___ Supplied material

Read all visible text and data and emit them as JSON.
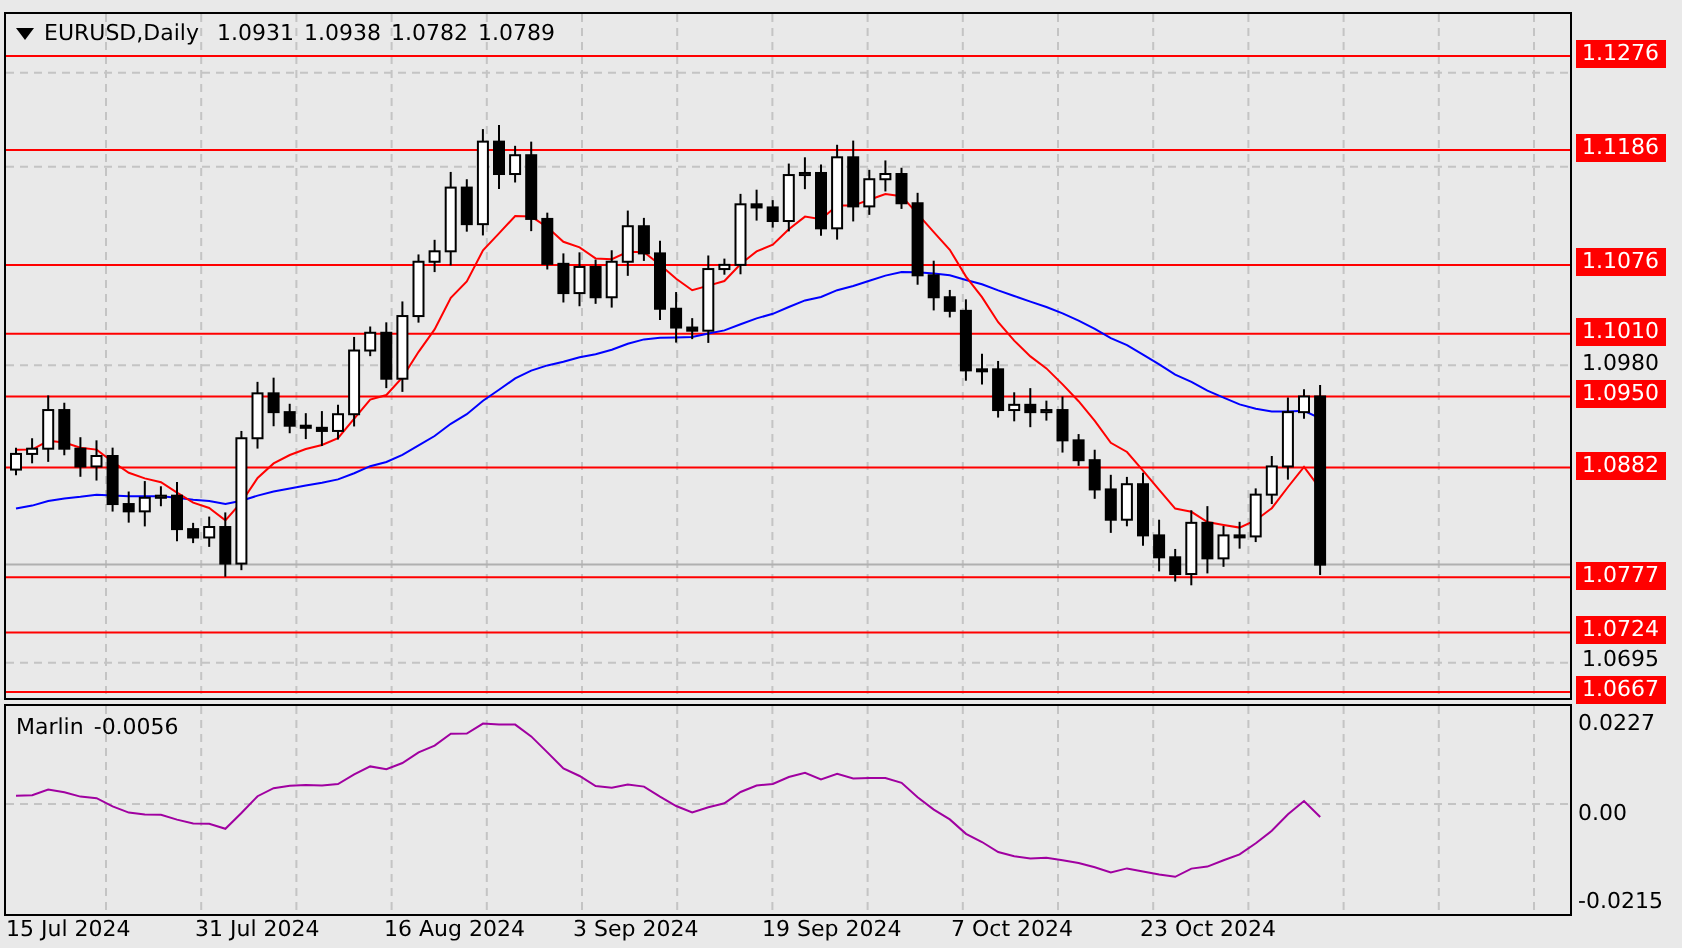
{
  "header": {
    "symbol": "EURUSD,Daily",
    "ohlc": [
      "1.0931",
      "1.0938",
      "1.0782",
      "1.0789"
    ]
  },
  "price_levels": [
    {
      "label": "1.1276"
    },
    {
      "label": "1.1186"
    },
    {
      "label": "1.1076"
    },
    {
      "label": "1.1010"
    },
    {
      "label": "1.0950"
    },
    {
      "label": "1.0882"
    },
    {
      "label": "1.0777"
    },
    {
      "label": "1.0724"
    },
    {
      "label": "1.0667"
    }
  ],
  "price_ticks": [
    "1.0980",
    "1.0695"
  ],
  "indicator": {
    "name": "Marlin",
    "value": "-0.0056",
    "ticks": [
      "0.0227",
      "0.00",
      "-0.0215"
    ]
  },
  "date_axis": [
    "15 Jul 2024",
    "31 Jul 2024",
    "16 Aug 2024",
    "3 Sep 2024",
    "19 Sep 2024",
    "7 Oct 2024",
    "23 Oct 2024"
  ]
}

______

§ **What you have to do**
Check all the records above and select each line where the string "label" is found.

§ **Expected answer**
      "label": "1.1276"
      "label": "1.1186"
      "label": "1.1076"
      "label": "1.1010"
      "label": "1.0950"
      "label": "1.0882"
      "label": "1.0777"
      "label": "1.0724"
      "label": "1.0667"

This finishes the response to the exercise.